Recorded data
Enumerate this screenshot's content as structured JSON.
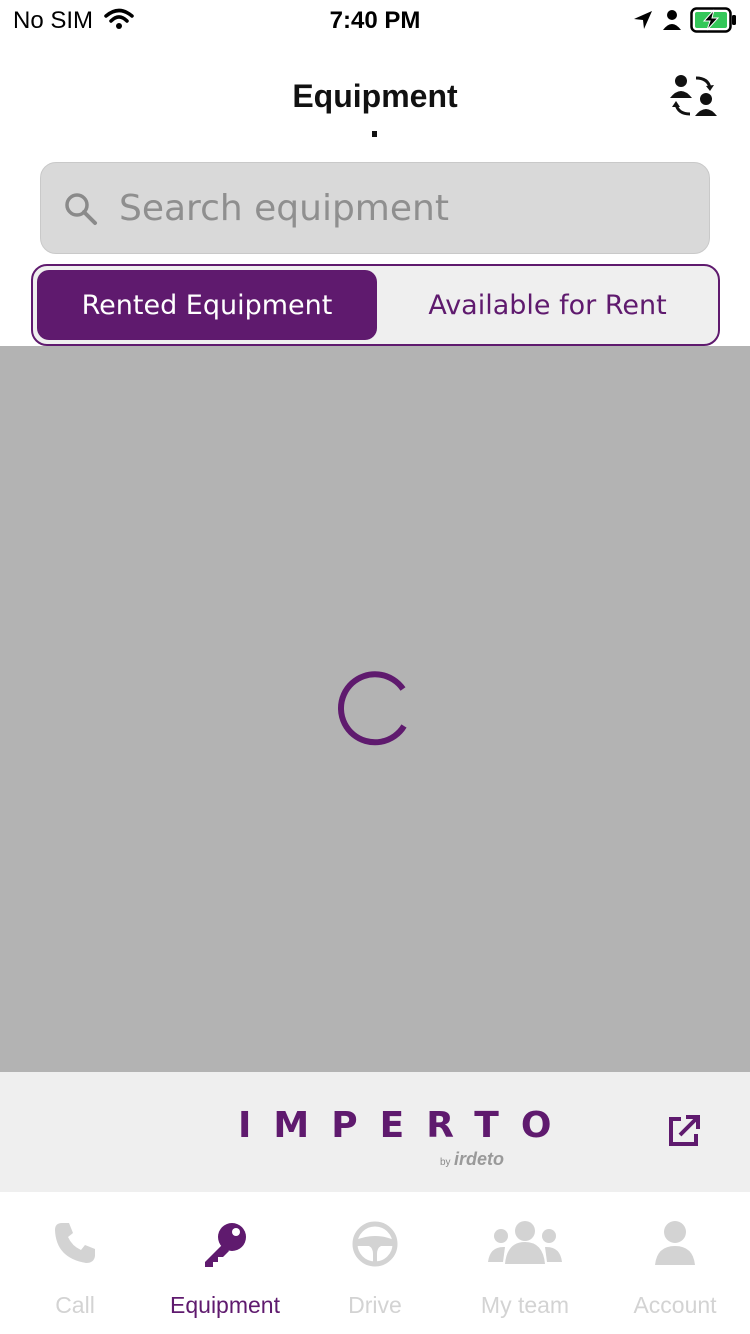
{
  "status_bar": {
    "carrier": "No SIM",
    "time": "7:40 PM"
  },
  "header": {
    "title": "Equipment",
    "switch_icon": "switch-user-icon"
  },
  "search": {
    "placeholder": "Search equipment",
    "value": ""
  },
  "segment": {
    "options": [
      "Rented Equipment",
      "Available for Rent"
    ],
    "selected": "Rented Equipment"
  },
  "loading": {
    "visible": true
  },
  "branding": {
    "logo_text": "IMPERTO",
    "logo_by": "by",
    "logo_sub": "irdeto",
    "link_icon": "external-link-icon"
  },
  "tab_bar": {
    "tabs": [
      {
        "label": "Call",
        "icon": "phone-icon",
        "active": false
      },
      {
        "label": "Equipment",
        "icon": "key-icon",
        "active": true
      },
      {
        "label": "Drive",
        "icon": "steering-wheel-icon",
        "active": false
      },
      {
        "label": "My team",
        "icon": "team-icon",
        "active": false
      },
      {
        "label": "Account",
        "icon": "account-icon",
        "active": false
      }
    ]
  },
  "colors": {
    "brand_purple": "#5f1a6e",
    "overlay_gray": "#b3b3b3",
    "inactive_tab": "#d3d3d3",
    "battery_green": "#34c759"
  }
}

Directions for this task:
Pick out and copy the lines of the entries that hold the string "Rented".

Solution for this exercise:
      "Rented Equipment",
    "selected": "Rented Equipment"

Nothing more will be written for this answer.